DATA LISTING =
━━━━━━━━━━━━━━━━

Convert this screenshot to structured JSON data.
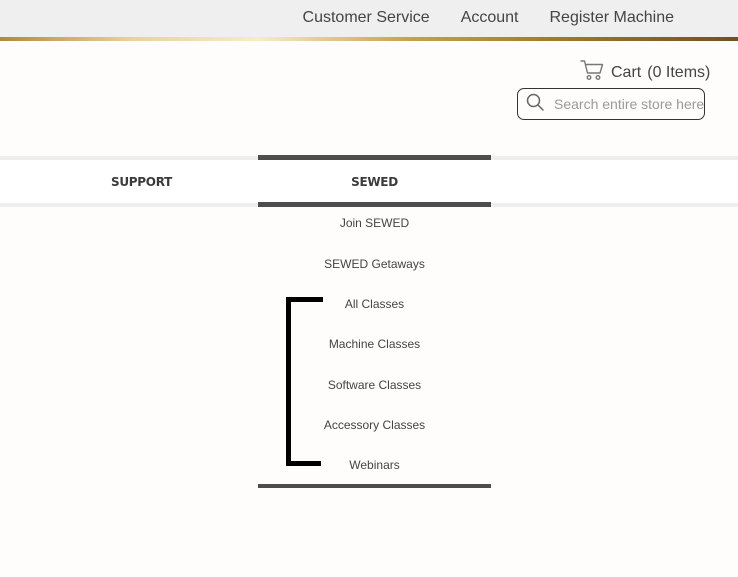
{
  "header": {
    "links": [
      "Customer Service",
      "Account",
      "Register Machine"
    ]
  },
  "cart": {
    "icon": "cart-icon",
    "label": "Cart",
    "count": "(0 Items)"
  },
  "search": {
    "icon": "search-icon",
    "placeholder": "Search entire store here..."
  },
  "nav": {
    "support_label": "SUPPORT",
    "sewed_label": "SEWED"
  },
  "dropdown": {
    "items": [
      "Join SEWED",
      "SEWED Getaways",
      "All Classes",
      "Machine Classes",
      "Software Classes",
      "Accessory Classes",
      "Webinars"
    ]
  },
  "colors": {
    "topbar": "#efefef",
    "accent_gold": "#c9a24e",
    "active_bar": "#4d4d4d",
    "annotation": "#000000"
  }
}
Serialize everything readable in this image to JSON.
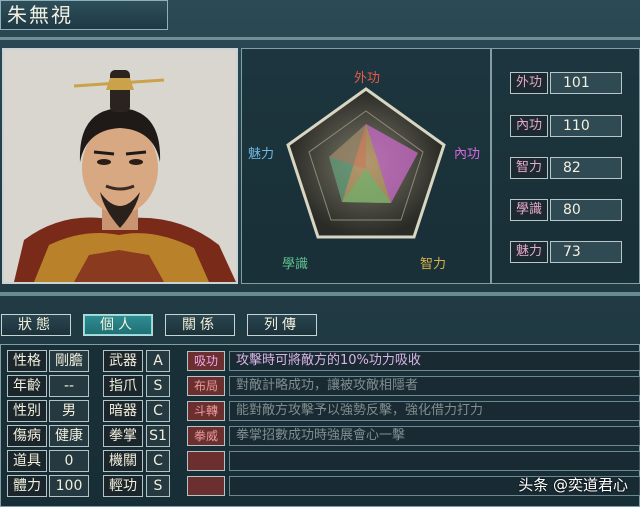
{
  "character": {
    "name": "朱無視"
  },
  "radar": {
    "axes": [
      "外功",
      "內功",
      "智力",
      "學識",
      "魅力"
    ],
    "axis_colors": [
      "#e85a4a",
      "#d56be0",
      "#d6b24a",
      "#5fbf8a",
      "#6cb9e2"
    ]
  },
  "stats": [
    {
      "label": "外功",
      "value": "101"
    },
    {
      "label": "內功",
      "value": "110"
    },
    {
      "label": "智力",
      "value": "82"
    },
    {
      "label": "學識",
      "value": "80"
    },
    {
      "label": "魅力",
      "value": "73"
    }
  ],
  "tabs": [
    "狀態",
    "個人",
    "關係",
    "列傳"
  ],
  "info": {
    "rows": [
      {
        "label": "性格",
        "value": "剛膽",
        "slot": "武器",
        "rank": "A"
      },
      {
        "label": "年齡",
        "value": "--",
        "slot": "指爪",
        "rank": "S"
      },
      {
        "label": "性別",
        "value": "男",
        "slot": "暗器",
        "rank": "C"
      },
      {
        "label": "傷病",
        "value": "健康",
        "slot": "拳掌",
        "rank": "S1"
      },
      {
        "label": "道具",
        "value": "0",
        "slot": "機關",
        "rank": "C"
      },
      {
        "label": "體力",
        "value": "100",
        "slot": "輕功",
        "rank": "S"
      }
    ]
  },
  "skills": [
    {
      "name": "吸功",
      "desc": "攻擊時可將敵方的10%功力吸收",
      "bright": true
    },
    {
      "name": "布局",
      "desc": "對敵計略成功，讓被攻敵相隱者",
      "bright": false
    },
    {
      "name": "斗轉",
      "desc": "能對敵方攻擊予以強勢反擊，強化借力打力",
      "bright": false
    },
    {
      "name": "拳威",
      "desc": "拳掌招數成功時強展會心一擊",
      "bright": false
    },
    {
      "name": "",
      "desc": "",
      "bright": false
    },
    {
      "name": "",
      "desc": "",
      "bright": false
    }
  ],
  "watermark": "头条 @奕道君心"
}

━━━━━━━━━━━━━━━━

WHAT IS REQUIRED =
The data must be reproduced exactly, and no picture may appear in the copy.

RESULT BELOW =
Convert this screenshot to structured JSON data.
{
  "header": {
    "links": [
      "Customer Service",
      "Account",
      "Register Machine"
    ]
  },
  "cart": {
    "icon": "cart-icon",
    "label": "Cart",
    "count": "(0 Items)"
  },
  "search": {
    "icon": "search-icon",
    "placeholder": "Search entire store here..."
  },
  "nav": {
    "support_label": "SUPPORT",
    "sewed_label": "SEWED"
  },
  "dropdown": {
    "items": [
      "Join SEWED",
      "SEWED Getaways",
      "All Classes",
      "Machine Classes",
      "Software Classes",
      "Accessory Classes",
      "Webinars"
    ]
  },
  "colors": {
    "topbar": "#efefef",
    "accent_gold": "#c9a24e",
    "active_bar": "#4d4d4d",
    "annotation": "#000000"
  }
}
Serialize everything readable in this image to JSON.
{
  "character": {
    "name": "朱無視"
  },
  "radar": {
    "axes": [
      "外功",
      "內功",
      "智力",
      "學識",
      "魅力"
    ],
    "axis_colors": [
      "#e85a4a",
      "#d56be0",
      "#d6b24a",
      "#5fbf8a",
      "#6cb9e2"
    ]
  },
  "stats": [
    {
      "label": "外功",
      "value": "101"
    },
    {
      "label": "內功",
      "value": "110"
    },
    {
      "label": "智力",
      "value": "82"
    },
    {
      "label": "學識",
      "value": "80"
    },
    {
      "label": "魅力",
      "value": "73"
    }
  ],
  "tabs": [
    "狀態",
    "個人",
    "關係",
    "列傳"
  ],
  "info": {
    "rows": [
      {
        "label": "性格",
        "value": "剛膽",
        "slot": "武器",
        "rank": "A"
      },
      {
        "label": "年齡",
        "value": "--",
        "slot": "指爪",
        "rank": "S"
      },
      {
        "label": "性別",
        "value": "男",
        "slot": "暗器",
        "rank": "C"
      },
      {
        "label": "傷病",
        "value": "健康",
        "slot": "拳掌",
        "rank": "S1"
      },
      {
        "label": "道具",
        "value": "0",
        "slot": "機關",
        "rank": "C"
      },
      {
        "label": "體力",
        "value": "100",
        "slot": "輕功",
        "rank": "S"
      }
    ]
  },
  "skills": [
    {
      "name": "吸功",
      "desc": "攻擊時可將敵方的10%功力吸收",
      "bright": true
    },
    {
      "name": "布局",
      "desc": "對敵計略成功，讓被攻敵相隱者",
      "bright": false
    },
    {
      "name": "斗轉",
      "desc": "能對敵方攻擊予以強勢反擊，強化借力打力",
      "bright": false
    },
    {
      "name": "拳威",
      "desc": "拳掌招數成功時強展會心一擊",
      "bright": false
    },
    {
      "name": "",
      "desc": "",
      "bright": false
    },
    {
      "name": "",
      "desc": "",
      "bright": false
    }
  ],
  "watermark": "头条 @奕道君心"
}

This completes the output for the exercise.